“It’s a very valuable asset owned by the residents of the Sunshine Coast.”
Now known as Maroochydore – the Bright City, it reflects the Coast’s emergence nationally as a leading city-region.
“At some stage, the region will need to be identified as Sunshine Coast City and I think that’s a step we’ll sensibly take when the CBD is under development. It makes a clear statement of where we have reached in our history, but maintains important links between the urban areas, the Hinterland and our natural environment,” he says.
What will the Sunshine Coast look like in 10 years?
“We’ll see almost another 100,000 people live here,” Mark says.
These people will likely live in the large developments currently under construction; Aura in ‘Caloundra South’ and Harmony at Palmview, collectively housing around 70,000 people at completion of the 20-year projects.
Mark also anticipates an effective and integrated public transport system, linking our major centres and the key projects together – enabling people to connect with where they work easily and in a more sustainable way. Hopefully this will be in the form of a light rail network, which needs investment by State and Federal Governments and the private sector.
“This would enable more people to use public transport and not need a car, or embrace the ‘sharing economy’ pioneered by the likes of Uber and Airbnb,” he says.
“People will also choose to eat out more and cook less and families will likely be smaller, all of which will have implications around housing needs.
“I think we’ll have a lot more high tech jobs and we’ll have the majority of people earning salaries above the state average.
“And having an international airport will make us closer to other parts of the world, which is critical as we support businesses to export and take advantage of the new free trade agreements with key Asian economies. It will also mean we see a lot more diversity in the visitors who come here, which is great for a healthy, smart and creative city-region like our own, that has its own identity but is intimately connected to the rest of the world.”
What put the Sunshine Coast on the map?
The naming of the Sunshine Coast
People used to call us the North Coast or the Near North Coast. In today’s very brand-focussed world, the North Coast and the Near North Coast aren’t much of a moniker, so the name ‘Sunshine Coast’ was born. The foresight of our forebears who had that gazetted on 1 August, 1967, was a really bold move, and what better brand than sunshine! Mother Nature has lived up to it ever since.
The Big Pineapple
It was the first of the ‘bigs’ in Queensland. It was something special. When branding was less important and tourism was in its infancy, that was something that resonated with people, ‘the big’, and after that we’ve seen the ‘big everything’ up and down the coast of Australia.
The broader Sunshine Coast has five rivers; Mooloolah River, Maroochy River and Noosa River, which all flow to the east and two rivers that flow to the west – the Stanley that joins the Brisbane River and comes back into Moreton Bay and Brisbane, and the Mary, which flows up to the river heads between Maryborough and Hervey Bay. Those waterways are an integral part of our history and landscape and critical to the region and the natural environment that we value above all else.

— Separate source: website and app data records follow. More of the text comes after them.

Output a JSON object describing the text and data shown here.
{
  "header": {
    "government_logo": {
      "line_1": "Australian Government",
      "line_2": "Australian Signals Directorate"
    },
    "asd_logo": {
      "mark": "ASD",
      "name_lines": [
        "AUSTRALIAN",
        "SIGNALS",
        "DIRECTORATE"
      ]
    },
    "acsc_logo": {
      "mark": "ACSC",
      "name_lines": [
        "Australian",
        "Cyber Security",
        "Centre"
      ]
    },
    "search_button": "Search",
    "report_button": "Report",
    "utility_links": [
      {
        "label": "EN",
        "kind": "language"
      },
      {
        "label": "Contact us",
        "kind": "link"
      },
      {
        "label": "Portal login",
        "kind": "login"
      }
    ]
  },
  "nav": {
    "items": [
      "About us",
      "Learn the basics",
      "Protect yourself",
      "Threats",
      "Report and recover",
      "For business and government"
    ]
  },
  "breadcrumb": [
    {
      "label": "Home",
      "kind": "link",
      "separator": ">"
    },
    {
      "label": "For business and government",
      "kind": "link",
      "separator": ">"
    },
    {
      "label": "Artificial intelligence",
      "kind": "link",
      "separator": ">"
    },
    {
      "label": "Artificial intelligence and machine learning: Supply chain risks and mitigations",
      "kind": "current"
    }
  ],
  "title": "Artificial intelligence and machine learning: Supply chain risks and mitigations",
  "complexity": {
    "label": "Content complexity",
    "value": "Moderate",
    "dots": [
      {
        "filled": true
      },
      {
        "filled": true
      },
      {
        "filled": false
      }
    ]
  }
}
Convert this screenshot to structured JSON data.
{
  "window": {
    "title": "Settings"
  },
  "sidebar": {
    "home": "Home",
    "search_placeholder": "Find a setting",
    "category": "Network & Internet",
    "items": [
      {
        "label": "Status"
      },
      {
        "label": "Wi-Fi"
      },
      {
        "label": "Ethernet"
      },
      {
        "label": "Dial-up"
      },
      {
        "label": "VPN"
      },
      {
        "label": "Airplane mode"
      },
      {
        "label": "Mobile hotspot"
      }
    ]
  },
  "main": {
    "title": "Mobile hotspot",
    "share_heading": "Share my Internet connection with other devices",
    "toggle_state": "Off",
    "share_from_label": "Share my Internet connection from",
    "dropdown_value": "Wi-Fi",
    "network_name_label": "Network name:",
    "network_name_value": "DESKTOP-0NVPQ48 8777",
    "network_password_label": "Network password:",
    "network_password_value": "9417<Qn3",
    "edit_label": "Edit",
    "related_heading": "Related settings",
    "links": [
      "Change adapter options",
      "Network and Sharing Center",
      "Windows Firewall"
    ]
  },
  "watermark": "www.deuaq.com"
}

We have the most amazing geological formations in the Glass House Mountains and then iconic mountains like Mount Coolum and Mount Ninderry – all of which are important elements of the Indigenous heritage of the Coast. The Glass House Mountains have been 25 million years in the making. We’re a relatively young area in terms of white settlement, but for our Indigenous peoples, these sites have been important geographical and geological formations for over 40,000 years.
This is an area that recognises itself as being largely made up of people who have come from somewhere else. There are certainly plenty of locals, but proportionally and compared to a lot of other Queensland cities, this is an area where people have consciously chosen to live in and they come from further afield to be here.